- [PROBLEM DESCRIPTION]: Wherever a line in the data holds the word "disconnected", pull that line out.

Interface dataset entries:
::::::

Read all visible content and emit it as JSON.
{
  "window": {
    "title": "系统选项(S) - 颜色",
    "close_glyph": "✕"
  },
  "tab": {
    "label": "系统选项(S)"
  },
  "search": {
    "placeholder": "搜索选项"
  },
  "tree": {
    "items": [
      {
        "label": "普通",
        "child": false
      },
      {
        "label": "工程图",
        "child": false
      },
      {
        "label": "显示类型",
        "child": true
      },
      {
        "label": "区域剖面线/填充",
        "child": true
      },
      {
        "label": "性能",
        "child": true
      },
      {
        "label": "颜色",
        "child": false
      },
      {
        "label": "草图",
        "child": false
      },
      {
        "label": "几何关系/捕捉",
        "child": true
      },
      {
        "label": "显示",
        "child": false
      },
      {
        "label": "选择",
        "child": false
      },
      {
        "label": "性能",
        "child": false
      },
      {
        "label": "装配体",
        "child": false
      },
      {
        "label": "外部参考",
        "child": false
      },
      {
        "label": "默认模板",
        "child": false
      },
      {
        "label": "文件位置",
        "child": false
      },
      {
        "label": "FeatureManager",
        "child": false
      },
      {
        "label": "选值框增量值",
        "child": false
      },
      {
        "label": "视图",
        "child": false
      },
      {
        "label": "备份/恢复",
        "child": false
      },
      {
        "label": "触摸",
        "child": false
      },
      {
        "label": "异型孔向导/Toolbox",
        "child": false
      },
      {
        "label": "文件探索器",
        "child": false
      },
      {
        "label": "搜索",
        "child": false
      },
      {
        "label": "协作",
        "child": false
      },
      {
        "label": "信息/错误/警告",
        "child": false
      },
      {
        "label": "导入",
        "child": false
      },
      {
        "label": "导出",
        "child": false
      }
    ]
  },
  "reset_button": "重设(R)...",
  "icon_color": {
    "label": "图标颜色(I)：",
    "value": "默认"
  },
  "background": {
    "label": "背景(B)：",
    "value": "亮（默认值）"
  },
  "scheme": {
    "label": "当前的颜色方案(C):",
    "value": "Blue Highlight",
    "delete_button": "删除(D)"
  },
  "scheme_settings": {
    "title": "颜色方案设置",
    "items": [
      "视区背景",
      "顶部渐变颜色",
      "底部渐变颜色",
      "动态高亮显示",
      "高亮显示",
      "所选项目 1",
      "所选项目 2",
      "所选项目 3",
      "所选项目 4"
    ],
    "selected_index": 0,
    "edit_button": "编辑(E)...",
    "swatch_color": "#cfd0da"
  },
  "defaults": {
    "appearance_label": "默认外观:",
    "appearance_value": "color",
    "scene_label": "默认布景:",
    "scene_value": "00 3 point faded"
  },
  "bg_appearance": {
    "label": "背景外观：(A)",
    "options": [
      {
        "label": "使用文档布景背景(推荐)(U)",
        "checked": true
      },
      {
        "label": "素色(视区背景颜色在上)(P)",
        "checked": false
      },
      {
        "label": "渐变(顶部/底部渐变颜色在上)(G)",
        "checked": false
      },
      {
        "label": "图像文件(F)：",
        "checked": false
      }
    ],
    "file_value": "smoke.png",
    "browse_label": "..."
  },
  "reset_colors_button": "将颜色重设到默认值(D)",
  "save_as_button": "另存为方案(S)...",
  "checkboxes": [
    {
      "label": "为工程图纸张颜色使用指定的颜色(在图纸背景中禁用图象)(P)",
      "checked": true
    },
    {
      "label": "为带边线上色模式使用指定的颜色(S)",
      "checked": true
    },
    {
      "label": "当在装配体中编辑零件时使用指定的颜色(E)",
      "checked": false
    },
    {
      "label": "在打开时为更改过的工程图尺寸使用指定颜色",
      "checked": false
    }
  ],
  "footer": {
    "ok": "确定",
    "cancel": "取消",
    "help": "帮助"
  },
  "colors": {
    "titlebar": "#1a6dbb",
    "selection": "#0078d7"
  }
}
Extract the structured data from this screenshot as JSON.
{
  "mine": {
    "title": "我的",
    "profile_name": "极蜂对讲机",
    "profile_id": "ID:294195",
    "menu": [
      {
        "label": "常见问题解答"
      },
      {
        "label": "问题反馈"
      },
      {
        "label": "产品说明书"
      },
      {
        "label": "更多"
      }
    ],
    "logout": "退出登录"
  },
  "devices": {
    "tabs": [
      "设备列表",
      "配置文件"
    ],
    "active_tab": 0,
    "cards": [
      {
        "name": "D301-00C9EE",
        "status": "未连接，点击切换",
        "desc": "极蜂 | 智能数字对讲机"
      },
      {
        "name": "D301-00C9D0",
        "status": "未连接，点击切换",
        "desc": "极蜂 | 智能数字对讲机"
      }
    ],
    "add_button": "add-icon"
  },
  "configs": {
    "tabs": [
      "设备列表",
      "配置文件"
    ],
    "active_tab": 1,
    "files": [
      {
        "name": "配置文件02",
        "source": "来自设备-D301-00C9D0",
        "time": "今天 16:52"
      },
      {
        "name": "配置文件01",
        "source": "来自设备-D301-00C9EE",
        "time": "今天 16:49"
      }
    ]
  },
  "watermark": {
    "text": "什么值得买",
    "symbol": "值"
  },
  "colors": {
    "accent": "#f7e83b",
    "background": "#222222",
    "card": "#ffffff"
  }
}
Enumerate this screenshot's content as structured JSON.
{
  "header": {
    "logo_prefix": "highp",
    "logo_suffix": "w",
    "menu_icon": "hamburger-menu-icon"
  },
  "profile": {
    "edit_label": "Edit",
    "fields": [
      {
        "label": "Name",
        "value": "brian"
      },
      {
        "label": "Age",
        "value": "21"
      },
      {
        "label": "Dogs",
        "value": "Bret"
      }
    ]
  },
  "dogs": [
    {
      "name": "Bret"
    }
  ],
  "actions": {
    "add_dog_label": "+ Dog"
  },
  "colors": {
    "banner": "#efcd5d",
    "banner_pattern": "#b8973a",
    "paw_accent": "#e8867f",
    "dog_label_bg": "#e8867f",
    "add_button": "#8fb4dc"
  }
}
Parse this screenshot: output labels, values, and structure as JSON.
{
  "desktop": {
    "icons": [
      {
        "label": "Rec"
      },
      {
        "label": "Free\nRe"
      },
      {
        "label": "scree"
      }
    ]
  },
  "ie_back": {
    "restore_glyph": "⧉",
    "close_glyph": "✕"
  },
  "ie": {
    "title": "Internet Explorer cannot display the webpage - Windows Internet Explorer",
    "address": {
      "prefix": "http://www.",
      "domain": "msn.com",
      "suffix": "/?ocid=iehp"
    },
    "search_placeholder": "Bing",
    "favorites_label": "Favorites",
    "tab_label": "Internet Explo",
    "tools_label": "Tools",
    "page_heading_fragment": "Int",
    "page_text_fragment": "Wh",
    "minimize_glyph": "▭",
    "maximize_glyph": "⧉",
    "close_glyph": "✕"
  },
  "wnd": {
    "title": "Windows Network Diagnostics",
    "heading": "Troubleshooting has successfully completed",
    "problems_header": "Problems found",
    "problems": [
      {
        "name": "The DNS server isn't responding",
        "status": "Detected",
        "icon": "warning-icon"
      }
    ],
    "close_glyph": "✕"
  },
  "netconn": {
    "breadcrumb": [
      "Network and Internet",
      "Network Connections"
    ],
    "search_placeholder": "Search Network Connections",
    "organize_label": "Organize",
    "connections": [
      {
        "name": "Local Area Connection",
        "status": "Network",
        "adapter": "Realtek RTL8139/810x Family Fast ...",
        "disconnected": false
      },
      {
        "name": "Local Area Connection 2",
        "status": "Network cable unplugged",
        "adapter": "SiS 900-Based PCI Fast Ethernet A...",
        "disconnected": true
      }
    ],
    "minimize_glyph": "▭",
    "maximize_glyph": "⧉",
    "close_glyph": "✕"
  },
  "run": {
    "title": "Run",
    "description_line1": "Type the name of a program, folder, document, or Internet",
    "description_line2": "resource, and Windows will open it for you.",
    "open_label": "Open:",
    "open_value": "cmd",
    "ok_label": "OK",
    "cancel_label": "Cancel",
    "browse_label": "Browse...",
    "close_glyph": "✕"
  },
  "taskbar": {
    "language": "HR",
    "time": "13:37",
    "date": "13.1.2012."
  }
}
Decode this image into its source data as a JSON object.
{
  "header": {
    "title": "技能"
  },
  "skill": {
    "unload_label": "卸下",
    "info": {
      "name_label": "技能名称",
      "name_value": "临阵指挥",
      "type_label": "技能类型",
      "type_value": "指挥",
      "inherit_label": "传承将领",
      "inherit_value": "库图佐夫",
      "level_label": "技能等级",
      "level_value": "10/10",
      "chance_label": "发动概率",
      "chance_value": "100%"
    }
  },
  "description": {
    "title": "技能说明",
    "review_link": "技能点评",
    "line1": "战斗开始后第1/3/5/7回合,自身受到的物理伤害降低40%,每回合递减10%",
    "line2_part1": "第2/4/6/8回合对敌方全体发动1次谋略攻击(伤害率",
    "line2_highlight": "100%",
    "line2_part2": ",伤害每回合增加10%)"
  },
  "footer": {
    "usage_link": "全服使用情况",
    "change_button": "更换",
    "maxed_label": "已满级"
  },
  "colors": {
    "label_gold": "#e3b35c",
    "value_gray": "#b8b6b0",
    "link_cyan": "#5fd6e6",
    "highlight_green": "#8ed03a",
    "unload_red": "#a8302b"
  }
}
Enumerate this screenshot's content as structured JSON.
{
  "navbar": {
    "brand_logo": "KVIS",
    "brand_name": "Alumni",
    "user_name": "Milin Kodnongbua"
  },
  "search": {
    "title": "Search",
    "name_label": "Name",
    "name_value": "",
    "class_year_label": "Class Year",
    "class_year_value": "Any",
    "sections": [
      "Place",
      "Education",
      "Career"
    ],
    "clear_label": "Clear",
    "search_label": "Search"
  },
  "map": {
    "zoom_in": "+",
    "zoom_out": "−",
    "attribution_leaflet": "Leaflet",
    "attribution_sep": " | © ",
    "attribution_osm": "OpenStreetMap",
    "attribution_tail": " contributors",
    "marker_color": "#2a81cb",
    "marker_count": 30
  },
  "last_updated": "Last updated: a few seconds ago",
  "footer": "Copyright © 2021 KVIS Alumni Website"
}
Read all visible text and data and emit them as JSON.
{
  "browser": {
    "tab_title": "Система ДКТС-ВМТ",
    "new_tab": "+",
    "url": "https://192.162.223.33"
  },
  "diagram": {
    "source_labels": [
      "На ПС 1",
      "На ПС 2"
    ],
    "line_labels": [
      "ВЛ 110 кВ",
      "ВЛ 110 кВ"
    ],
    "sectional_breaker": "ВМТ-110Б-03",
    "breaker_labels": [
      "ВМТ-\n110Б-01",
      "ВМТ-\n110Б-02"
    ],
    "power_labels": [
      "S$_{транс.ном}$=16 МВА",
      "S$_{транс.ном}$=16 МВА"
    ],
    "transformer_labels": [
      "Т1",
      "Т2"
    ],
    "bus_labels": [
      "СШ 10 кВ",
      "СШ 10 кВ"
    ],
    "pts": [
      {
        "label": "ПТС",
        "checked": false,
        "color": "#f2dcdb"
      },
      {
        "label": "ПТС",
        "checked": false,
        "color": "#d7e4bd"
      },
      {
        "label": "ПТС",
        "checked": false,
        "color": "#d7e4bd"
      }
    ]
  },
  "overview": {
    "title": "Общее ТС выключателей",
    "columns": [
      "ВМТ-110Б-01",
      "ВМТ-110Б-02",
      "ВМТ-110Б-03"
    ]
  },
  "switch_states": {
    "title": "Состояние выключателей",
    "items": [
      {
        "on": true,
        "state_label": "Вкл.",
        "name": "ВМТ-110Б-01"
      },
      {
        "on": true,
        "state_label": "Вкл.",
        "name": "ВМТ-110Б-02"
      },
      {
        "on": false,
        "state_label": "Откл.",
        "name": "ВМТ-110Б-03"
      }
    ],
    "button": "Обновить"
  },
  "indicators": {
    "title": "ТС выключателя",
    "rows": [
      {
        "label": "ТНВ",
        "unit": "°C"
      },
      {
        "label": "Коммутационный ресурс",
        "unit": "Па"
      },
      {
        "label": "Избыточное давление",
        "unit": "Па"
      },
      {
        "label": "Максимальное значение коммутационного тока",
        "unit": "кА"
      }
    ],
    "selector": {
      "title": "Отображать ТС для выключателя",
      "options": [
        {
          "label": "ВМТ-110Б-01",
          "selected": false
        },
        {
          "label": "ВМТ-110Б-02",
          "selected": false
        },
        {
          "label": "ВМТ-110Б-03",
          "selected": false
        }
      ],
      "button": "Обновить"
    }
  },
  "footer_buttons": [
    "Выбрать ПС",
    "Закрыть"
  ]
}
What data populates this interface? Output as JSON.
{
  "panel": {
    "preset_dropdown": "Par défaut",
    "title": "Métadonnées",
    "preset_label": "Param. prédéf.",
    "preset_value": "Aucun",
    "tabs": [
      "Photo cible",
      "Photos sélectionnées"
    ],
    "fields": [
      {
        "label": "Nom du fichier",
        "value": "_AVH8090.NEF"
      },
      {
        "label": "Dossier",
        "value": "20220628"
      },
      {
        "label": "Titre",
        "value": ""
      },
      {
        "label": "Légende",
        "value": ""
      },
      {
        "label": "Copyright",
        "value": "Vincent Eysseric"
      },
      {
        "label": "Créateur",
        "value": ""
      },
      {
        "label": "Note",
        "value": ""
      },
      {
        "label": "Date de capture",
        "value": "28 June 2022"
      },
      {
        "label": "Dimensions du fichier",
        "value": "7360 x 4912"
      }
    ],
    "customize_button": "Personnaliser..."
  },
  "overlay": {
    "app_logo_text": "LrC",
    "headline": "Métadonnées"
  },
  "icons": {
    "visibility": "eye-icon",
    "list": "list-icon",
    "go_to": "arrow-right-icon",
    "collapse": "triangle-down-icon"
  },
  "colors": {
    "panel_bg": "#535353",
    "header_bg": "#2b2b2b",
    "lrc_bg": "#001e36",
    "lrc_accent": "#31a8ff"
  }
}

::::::

- [TASK SOLUTION]:
        "disconnected": false
        "disconnected": true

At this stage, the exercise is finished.